I used the Q26 Product Technical Spec page 49 and 50, the Development Kit Q2686 and Q2687 User GUIDE along with metering what happens on PIN 19 with power to the board and the ON and OFF positions of the switch. I also removed power (VBATT) and performed a continuity check from the switch to PIN 19 in both positions. As to the continuity check, with the switch in the ON position, there is direct connection to VBATT. With the switch in the OFF position the PIN has NO connection to anything. The continuity check was performed with no Q26 module plugged in. When I plugged the module in and applied power, and the switch in the ON position, VBATT (3.8v) was applied to pin 19. With the switch in the OFF position, pin 19 was floating.

Taking all the above information, I have concluded that the modem CPU/OS looks for VBATT on pin 19 at the time power is applied to the modem VBATT pins – 1,2,3,4 . If VBATT is not present at pin 19 the modem CPU will not power on to a run state. If VBATT is present anytime after VBATT is applied to the 4 pins, the modem will begin its startup sequence. VBATT can be removed anytime after more than 1 second has passed. The absence of VBATT on pin 19 after the one second time period has no affect on the modem UNTIL one of three events takes place and PIN 19 is in a float (low, NOT grounded) state: 1) the RESET pin is activated – the modem immediately powers off and will not come back on; 2) issuing the AT+CFUN=1 – works the same as the hard reset; 3) issuing the AT+CPOF command (with no parameters) – in this case the modem does a smooth transition to low power state.

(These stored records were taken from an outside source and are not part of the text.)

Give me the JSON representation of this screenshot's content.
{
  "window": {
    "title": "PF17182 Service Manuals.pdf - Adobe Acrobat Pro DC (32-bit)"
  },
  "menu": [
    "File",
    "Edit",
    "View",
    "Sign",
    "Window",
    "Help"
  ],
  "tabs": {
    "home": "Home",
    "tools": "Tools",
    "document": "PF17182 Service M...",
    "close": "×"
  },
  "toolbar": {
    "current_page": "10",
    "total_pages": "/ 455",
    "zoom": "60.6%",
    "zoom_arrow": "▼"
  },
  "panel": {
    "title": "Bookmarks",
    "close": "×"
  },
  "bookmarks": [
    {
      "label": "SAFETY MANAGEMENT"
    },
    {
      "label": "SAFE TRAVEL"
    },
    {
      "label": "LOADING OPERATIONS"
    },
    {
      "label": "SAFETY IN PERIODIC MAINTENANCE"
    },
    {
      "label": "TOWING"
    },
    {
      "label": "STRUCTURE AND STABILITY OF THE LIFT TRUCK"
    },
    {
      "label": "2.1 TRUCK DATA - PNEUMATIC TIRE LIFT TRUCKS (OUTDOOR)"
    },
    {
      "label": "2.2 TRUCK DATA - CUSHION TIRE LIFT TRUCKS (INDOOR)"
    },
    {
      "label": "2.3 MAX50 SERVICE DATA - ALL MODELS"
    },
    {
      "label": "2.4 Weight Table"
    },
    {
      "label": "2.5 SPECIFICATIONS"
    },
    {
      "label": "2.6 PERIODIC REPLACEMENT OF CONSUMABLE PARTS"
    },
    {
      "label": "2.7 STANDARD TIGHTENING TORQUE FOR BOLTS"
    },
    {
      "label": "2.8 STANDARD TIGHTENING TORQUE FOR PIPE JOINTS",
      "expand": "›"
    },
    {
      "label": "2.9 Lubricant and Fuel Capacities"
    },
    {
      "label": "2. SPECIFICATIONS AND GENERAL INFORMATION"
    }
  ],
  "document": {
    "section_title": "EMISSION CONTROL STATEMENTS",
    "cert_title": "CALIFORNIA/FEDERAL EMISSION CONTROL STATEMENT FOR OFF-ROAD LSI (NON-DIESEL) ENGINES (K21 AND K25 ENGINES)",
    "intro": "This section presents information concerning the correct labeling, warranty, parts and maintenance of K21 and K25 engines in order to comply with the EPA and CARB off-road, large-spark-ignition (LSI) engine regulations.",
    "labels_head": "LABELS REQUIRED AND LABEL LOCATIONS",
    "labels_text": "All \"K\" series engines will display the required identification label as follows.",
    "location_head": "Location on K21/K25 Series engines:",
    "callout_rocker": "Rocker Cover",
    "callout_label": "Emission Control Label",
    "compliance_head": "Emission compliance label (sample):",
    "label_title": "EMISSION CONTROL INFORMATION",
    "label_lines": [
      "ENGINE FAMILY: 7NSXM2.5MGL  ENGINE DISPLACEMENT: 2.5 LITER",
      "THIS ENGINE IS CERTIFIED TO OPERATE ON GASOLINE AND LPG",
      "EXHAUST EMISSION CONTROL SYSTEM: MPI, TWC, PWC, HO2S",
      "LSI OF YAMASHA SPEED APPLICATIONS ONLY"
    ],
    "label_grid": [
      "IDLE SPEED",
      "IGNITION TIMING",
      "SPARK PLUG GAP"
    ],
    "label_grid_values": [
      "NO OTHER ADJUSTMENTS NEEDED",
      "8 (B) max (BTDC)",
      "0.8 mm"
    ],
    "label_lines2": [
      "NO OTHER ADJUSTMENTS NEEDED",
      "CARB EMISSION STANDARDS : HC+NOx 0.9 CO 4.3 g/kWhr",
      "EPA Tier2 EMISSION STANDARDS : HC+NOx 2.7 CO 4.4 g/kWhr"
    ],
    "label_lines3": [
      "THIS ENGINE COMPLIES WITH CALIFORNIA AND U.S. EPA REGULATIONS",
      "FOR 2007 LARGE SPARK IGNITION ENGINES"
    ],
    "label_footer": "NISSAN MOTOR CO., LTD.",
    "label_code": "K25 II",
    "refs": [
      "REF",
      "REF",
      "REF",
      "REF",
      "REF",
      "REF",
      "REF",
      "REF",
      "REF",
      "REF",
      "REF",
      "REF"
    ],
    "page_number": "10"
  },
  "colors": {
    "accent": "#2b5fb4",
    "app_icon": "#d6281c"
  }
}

What I have found in testing on the development board is this: if pin 19 has VBATT applied and the CPOF command is issued, the modem returns an OK after a few seconds – I assume looking for a low state on pin 19. The command returns an OK after several seconds and a WIND: 8 (no network connection) is returned ( this is operating in AT mode, not with my application (OBA) running) the modem will respond to AT commands. Evidently only the GSM stack was stopped ( this is consistent with the various documents). But that is all. An AT+CFUN=1 has to be issued or a hard reset to start the stack again. The CPU and hardware layer are NOT shut down. If the embedded application is running, all functions are active, serial interface etc, except no reconnection to the network can be accomplished. Additionally, using the Monitor trace tool, NO OK response is returned to the embedded application even though the response was to be directed to the application. The trace does not show an OK. It does show the WIND: 8.

When PIN 19 has VBATT removed and the CPOF command is issued without any parameters, the GSM stack is shut down and the hardware layer and the modem CPU are shut down, The return to the CPOF command is the same response (OK) and the WIND: 8 event. However, in this case (different from the paragraph above), the application of VBATT to pin 19 acts as a reset to the CPU and it powers back on. This is the methodology that is required in our application of the modem in our hardware environment. I.E the use of PIN 19 as described in this paragraph.



I got a quite similar issue with AT+CPOF, sometimes the modem is not running off, and so the consummation is going high. In our case, the modem is controlled by a PIC which it send AT command.

How to be sure to power off a GSM module ?

thanks for your answer